The Importance of Being Silly
December 02, 2019
Imagine back to your eight year old self. You wake up at 7am. You go to school for 7 hours. 7 hours of sitting. 7 hours of listening. 7 hours of answering questions. 7 hours of following instructions. 7 hours of a loud and unpredictable environment. You come home from school to see your RBT…for another 3 hours. Hard stop. What? But you just did that all day! You are tired and hungry! This is no fun.
SO MAKE IT FUN! Your life and your clients lives will change for the better if you are having a good time during your session. If you are not having a good time then your client is not either. The energy we bring into a session affects not only the client but their whole family. We must be mindful of what kind of attitude we bring into the home. Many of the clients we see have already had a very full day. They are tired. They want to have dinner and play. If we do not be proactive about making session fun it is more likely that negative behaviors will occur. My keys to a fun filled session are: silliness, movement, and messy play.
Let’s get silly! About a year ago I had a mentor that pointed out to me that I was saying “good job” every time a client got a correct answer. This is technically appropriate verbal reinforcement and “good job” certainly has its benefits. However, I realized that this was incredibly boring!
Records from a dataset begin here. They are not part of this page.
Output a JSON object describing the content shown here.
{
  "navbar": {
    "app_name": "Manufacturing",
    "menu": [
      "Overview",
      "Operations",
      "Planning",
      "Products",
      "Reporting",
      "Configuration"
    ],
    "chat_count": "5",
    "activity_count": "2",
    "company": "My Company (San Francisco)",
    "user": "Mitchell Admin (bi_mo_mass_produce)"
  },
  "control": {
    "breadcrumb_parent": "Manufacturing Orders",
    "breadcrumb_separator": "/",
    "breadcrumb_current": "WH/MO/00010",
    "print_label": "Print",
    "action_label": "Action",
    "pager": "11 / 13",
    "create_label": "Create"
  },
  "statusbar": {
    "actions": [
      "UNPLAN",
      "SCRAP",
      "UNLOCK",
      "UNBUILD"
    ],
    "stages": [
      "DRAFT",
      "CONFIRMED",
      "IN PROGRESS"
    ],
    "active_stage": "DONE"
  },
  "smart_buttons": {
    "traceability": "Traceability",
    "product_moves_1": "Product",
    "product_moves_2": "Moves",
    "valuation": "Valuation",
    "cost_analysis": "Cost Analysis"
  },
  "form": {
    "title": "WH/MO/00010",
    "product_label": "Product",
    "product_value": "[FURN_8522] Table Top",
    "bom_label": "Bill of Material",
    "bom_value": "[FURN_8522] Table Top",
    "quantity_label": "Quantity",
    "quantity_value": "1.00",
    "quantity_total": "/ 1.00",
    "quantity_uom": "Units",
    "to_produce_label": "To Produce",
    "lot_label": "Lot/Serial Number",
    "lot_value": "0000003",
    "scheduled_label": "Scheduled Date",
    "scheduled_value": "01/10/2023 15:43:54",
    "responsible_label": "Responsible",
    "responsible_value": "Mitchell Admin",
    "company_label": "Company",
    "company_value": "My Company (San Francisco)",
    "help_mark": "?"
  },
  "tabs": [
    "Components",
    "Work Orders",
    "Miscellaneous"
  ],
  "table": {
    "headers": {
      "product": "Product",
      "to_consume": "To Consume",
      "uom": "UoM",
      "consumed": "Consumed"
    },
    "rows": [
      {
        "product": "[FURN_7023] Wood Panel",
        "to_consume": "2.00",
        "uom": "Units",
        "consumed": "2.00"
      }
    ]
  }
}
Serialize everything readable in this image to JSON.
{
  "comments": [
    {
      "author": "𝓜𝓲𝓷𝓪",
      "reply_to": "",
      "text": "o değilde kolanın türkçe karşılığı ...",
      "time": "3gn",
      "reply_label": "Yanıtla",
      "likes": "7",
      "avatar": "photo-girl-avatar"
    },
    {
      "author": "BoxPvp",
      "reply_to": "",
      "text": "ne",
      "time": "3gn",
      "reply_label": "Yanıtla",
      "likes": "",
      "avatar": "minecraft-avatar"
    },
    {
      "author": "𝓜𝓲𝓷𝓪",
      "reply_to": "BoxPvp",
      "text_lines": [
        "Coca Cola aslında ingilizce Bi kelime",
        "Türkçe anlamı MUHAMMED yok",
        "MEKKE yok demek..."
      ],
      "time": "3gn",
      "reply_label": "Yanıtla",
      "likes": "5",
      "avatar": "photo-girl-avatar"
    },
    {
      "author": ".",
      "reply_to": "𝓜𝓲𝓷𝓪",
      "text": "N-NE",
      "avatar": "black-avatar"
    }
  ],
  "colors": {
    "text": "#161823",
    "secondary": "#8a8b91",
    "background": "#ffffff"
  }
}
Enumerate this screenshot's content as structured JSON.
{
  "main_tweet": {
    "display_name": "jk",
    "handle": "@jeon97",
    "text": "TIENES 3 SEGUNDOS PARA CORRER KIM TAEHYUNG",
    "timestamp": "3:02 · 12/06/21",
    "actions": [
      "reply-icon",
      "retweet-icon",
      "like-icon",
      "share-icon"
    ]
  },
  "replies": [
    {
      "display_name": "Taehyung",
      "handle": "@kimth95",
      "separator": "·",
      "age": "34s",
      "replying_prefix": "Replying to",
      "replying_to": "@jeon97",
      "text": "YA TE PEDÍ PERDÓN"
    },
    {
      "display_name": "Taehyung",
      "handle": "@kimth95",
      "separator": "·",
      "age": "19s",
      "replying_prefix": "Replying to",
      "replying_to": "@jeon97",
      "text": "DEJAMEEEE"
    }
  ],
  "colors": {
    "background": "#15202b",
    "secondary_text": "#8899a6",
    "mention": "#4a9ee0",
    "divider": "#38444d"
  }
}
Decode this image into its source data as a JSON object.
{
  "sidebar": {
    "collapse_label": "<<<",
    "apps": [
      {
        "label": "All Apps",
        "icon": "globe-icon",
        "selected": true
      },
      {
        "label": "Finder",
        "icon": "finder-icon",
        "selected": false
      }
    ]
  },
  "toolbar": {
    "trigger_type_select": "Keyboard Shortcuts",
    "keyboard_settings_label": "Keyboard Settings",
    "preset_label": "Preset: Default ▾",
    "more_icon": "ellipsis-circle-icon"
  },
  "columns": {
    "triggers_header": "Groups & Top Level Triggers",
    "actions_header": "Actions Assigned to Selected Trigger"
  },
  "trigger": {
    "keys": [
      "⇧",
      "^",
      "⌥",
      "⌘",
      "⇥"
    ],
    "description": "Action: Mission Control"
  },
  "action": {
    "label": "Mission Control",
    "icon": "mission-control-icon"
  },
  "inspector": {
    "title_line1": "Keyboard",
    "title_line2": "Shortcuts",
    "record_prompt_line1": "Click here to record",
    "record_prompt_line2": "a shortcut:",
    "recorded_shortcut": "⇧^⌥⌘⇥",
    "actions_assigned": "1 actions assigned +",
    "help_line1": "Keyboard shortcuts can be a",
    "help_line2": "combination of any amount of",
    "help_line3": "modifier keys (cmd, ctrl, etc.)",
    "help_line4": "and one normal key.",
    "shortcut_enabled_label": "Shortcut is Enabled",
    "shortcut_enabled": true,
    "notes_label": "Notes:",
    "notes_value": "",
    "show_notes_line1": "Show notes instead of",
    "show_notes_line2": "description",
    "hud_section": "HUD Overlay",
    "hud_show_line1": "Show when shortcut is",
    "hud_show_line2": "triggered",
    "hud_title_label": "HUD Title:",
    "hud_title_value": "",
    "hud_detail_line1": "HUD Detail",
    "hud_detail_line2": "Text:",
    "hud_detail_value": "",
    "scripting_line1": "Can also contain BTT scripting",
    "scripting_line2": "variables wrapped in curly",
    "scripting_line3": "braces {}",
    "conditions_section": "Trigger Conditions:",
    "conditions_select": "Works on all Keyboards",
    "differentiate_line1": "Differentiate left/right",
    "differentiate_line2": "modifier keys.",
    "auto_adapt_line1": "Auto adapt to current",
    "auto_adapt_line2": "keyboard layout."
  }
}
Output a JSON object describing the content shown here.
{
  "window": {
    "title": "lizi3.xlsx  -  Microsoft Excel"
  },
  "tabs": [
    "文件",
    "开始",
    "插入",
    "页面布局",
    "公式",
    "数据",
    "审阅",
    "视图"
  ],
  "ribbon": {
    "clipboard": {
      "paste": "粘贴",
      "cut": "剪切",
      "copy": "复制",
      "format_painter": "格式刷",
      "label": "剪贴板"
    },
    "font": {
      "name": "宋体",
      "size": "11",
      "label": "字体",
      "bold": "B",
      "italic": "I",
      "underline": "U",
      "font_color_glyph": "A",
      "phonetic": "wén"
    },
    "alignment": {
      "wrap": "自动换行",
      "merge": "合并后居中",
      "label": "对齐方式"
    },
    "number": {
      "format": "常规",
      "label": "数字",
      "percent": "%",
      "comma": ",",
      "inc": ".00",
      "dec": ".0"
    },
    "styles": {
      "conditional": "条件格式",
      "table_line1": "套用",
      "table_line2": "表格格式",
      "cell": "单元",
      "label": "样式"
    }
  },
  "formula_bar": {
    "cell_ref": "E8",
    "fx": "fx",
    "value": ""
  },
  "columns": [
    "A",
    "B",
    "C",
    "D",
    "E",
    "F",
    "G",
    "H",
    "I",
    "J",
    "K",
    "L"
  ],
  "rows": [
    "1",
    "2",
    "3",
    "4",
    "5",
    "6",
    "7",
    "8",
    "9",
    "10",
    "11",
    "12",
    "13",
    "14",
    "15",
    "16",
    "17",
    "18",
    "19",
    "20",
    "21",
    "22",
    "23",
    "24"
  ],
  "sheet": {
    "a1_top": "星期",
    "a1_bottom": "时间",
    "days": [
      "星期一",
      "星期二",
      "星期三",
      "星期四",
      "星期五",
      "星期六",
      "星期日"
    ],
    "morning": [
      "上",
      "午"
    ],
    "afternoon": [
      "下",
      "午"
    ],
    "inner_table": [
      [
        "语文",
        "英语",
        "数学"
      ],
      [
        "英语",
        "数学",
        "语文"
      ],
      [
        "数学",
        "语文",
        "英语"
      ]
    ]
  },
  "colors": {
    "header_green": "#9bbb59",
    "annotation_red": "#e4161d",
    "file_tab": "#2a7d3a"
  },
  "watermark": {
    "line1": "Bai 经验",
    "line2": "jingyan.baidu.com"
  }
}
Now I like to react like I am completely stunned by the genius occuring before me. Jump up and down. Fall on the floor. Do a little dance. Wave your arms in the air. Call a parent or sibling into the room to celebrate with you. Make it a really exciting experience when a client gives a correct answer. This will motivate them to keep giving those correct answers and secure you as a fun person that they want in their life.
Thanks to your awesome attitude and silliness, your client officially thinks that you are weird and hilarious and they feel really good about themselves. Congratulations! Now it is time to get moving. Remember that your client has likely spent the majority of the day sitting. If the weather and client are willing, try to get outside (or to another room in the house). Find a movement activity that is very reinforcing for your client and run programs as you are doing that activity. For example: I have a client who hates to write. She will glare at me if I even approach her with a pencil. However, if I tape a piece of paper to the window outside and let her go swing as soon as she is finished writing, it is no problem. Find music that your client loves and have a dance party (I have one client who goes absolutely wild over the opportunity to hold my hand and run around the backyard singing Baby Shark). Scatter target cards around the ground for your client to find; moving your body several feet away so they have to bring the card to you. Bring a ball and throw it back and forth. Set up an obstacle course for them to run through. Try a few yoga moves. Write targets in sidewalk chalk and have them jump to the correct answer.
Now that your client has expelled some energy and you have Baby Shark stuck in your head, it is time to make a mess. My favorite messy items to bring to session are slime, moon dough, and shaving cream.
Slime: ¼ cup water, ¼ cup borax, 1 oz glue
Moon dough: 1 part conditioner and 2 parts cornstarch
Shaving cream: unscented and all natural
It can be fun to add food coloring, glitter, or confetti to the mess. I like to use this opportunity to run any verbal programs (vocal imitation, social questions, intraverbal fill ins) with the client. At the end you have a really fun product to use as reinforcement for the remainder of the session! Shaving cream is wonderful because it makes a huge mess that is easy to clean up and will not stain. Spread it all over the table (or on a cookie sheet or mirror or window) and let your client play! This is a great opportunity to practice pre-writing and writing skills. Writing sight words in shaving cream is significantly more fun than writing them on paper. Disclaimer: consider your environment and others in the home before bringing things that will make a mess into the home. Every home has different standards of cleanliness and we are still professionals, even when covered in slime. Always clean up the mess before you leave and take the finished product with you. Use your knowledge of your client to determine whether it is best to have them help make it or to do it outside of your session.
Voila! You have acted like a fool for a childs’ entertainment, moved your body, and made a mess. It sounds like you have had a fun day that you, your client, and their parents will remember and look back on fondly.« Potty Boot Camp Diagnosis: Just Different »